The world is still mourning the tragic loss of life that took place in Paris last Friday night. The rampage of ISIS terrorists left more than 130 people dead, with hundreds more injured. The horror has penetrated the American psyche. But the pain we feel offers us a harrowing window into life in Syria and the reason that so many are fleeing. Friday in Paris, unbelievably, happens every single day in Syria.
Since 2011, more than 210,000 people have been killed in Syria, and over 800,000 injured. Daily horror has become commonplace. Syria is like hell on earth—and no statistic can reveal the mental anguish caused when one’s country becomes a war zone.
The death toll means that about 140 people die each day. It’s essentially a Paris attack every single day over the past four years. Understandably, four million Syrians have left their country as a result. More than eight million have left their homes and live in other parts of Syria. Syrian refugees have left Syria to escape exactly what happened in Paris.
Now more than ever, it is critical that we take in refugees. The U.S. must showcase moral courage, humanitarian strength, and global leadership in accepting these vulnerable people. Like us, the Syrian refugees fear terrorism and want to protect their children and families. Let’s recognize their pain and welcome them into safety on American soil.
Those calling for a moratorium on Syrian admissions due to security concerns must recognize the stark differences between the U.S. refugee screening process and that of the European Union. It’s true that the EU system may be susceptible to extremists, but the U.S. system is vastly more difficult to infiltrate. It’s so difficult that since the launch of the program in its current form in 1980, no terrorist has acquired refugee status and carried out a successful attack.
No traveler to the U.S. is more carefully screened than a refugee, the state department said this year. U.S. refugee screening includes multi-layer and multi-agency federal intelligence databases including the Department of Defense, the FBI, Department of Homeland Security, State Department, National Counterterrorism Center, and more.
The process, which takes up to three years to complete, and involves in-person interviewing via specifically trained DHS officers. The Paris attacker with his fake passport would not receive refugee status if he applied in the U.S.
In the U.S., a potential terrorist would have to pass through the multitude of screening layers to arrive in the U.S. In Europe, a potential terrorist could arrive via boat in Greece and make their way through the EU. There is a substantial difference.
So how should the U.S. react to the horrible events of last week?

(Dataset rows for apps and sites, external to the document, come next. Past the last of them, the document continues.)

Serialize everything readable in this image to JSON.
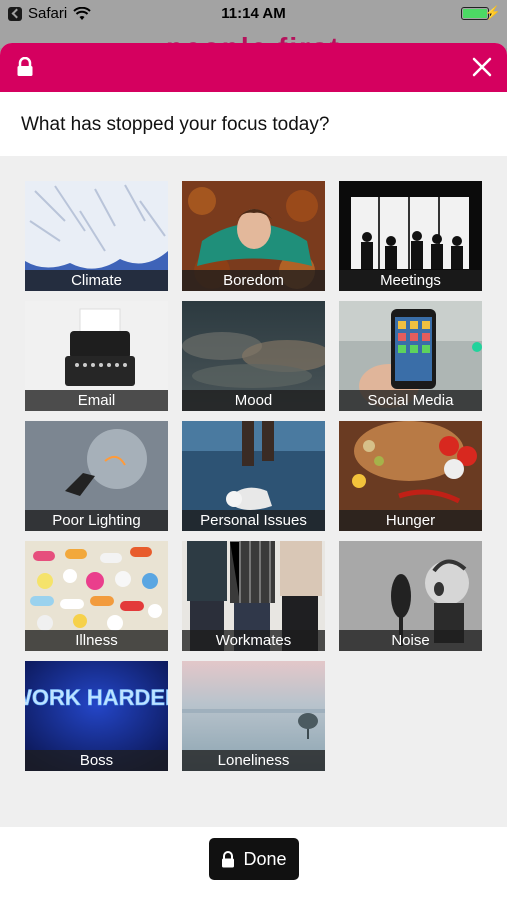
{
  "status_bar": {
    "back_app": "Safari",
    "time": "11:14 AM"
  },
  "app_header": {
    "brand": "people first"
  },
  "modal": {
    "question": "What has stopped your focus today?",
    "tiles": [
      {
        "label": "Climate",
        "art": "frost"
      },
      {
        "label": "Boredom",
        "art": "leaves"
      },
      {
        "label": "Meetings",
        "art": "silhouettes"
      },
      {
        "label": "Email",
        "art": "typewriter"
      },
      {
        "label": "Mood",
        "art": "clouds"
      },
      {
        "label": "Social Media",
        "art": "phone"
      },
      {
        "label": "Poor Lighting",
        "art": "bulb"
      },
      {
        "label": "Personal Issues",
        "art": "mannequin"
      },
      {
        "label": "Hunger",
        "art": "spices"
      },
      {
        "label": "Illness",
        "art": "pills"
      },
      {
        "label": "Workmates",
        "art": "people"
      },
      {
        "label": "Noise",
        "art": "shout"
      },
      {
        "label": "Boss",
        "art": "neon"
      },
      {
        "label": "Loneliness",
        "art": "tree"
      }
    ],
    "done_label": "Done"
  },
  "colors": {
    "accent": "#d5005f",
    "done_button": "#111111"
  },
  "icons": {
    "lock": "lock-icon",
    "close": "close-icon",
    "wifi": "wifi-icon",
    "battery": "battery-icon"
  }
}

First, we should not close the borders for both humanitarian and strategic reasoning. The price of closing ourselves off to the world is a much more dangerous proposition than accepting Syrian refugees. One of the easiest ways to disenfranchise Syrians who want to come live in the U.S. is to reject their families and leave them in harm’s way. Nor is it a viable option to stick them in a squalid and underfunded refugee camp for years.
These two options do more to produce radicalization then bringing them to the U.S. to experience and contribute to the world’s largest economy and most open society. We only embolden the terrorists when we reject Syrians, turning potential allies into possible extremists.

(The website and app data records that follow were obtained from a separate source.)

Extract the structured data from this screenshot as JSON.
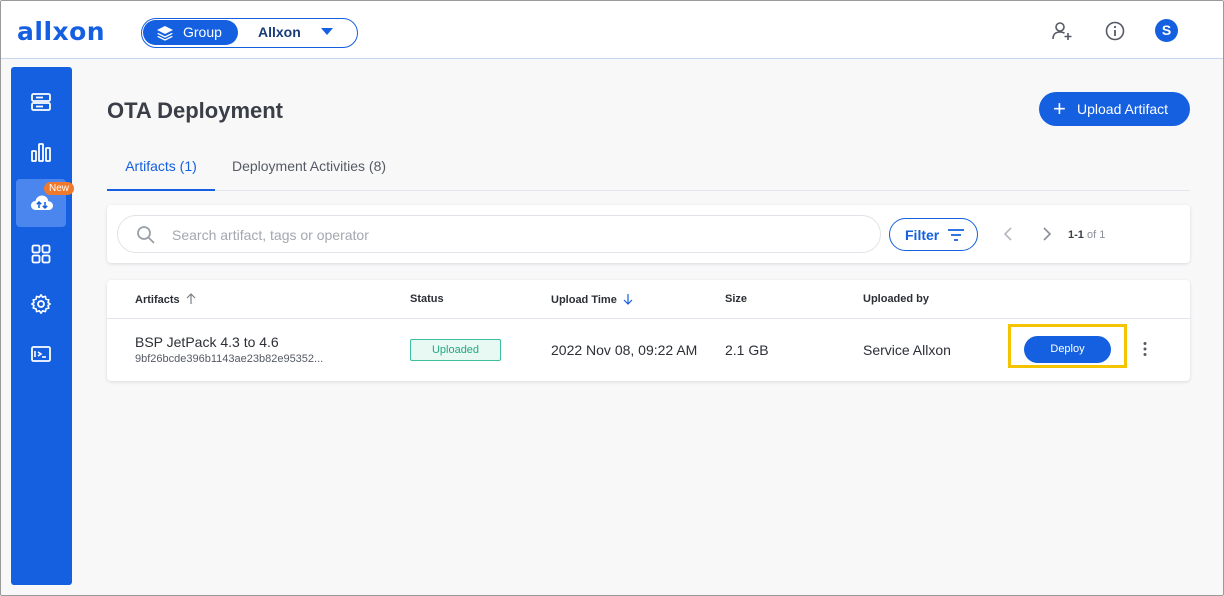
{
  "brand": {
    "logo": "allxon",
    "accent": "#1560e0"
  },
  "header": {
    "group_label": "Group",
    "group_name": "Allxon",
    "avatar_initial": "S",
    "icons": [
      "layers-icon",
      "chevron-down-icon",
      "add-user-icon",
      "info-icon",
      "avatar"
    ]
  },
  "sidebar": {
    "items": [
      {
        "icon": "server-icon",
        "active": false
      },
      {
        "icon": "bar-chart-icon",
        "active": false
      },
      {
        "icon": "cloud-upload-icon",
        "active": true,
        "badge": "New"
      },
      {
        "icon": "apps-grid-icon",
        "active": false
      },
      {
        "icon": "gear-icon",
        "active": false
      },
      {
        "icon": "terminal-icon",
        "active": false
      }
    ]
  },
  "main": {
    "title": "OTA Deployment",
    "upload_button": "Upload Artifact",
    "tabs": [
      {
        "label": "Artifacts (1)",
        "active": true
      },
      {
        "label": "Deployment Activities (8)",
        "active": false
      }
    ],
    "search": {
      "placeholder": "Search artifact, tags or operator"
    },
    "filter_label": "Filter",
    "pagination": {
      "range": "1-1",
      "of_text": "of 1"
    },
    "table": {
      "columns": [
        "Artifacts",
        "Status",
        "Upload Time",
        "Size",
        "Uploaded by"
      ],
      "rows": [
        {
          "name": "BSP JetPack 4.3 to 4.6",
          "hash": "9bf26bcde396b1143ae23b82e95352...",
          "status": "Uploaded",
          "upload_time": "2022 Nov 08, 09:22 AM",
          "size": "2.1 GB",
          "uploaded_by": "Service Allxon",
          "action": "Deploy"
        }
      ]
    }
  }
}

Second, the UNHCR has referred more than 20,000 Syrians to the U.S. for resettlement. We should accept every single one of them — Muslims included, of course. The U.S. should welcome refugees fleeing radical Islam and ISIS with open arms. In the fight against ISIS, recruiting allies should be paramount. There is no better way than to accept the very people they seek to kill every day in Syria.
Let’s remember how we accepted hundreds of thousands of refugees from Cuba that were fleeing the evils of communism. Or the Vietnamese. Or the Iraqis. Or the Soviets. Or we can remember when we rejected a ship of Jewish Germans who traveled back to the Nazis where half of the passengers were killed. We can be on the right or wrong side of history. It’s entirely our choice right now.
The Paris attacks happen every single day in Syria. Millions are fleeing because of it. The U.S. must remain the humanitarian leader it claims to be by accepting refugees and trusting our multi-layered, multi-agency, multi-year refugee vetting process. We can both ensure safety and welcome refugees. Despite our natural fears over terror, anything short of significant Syrian refugee resettlement is to abandon the American way.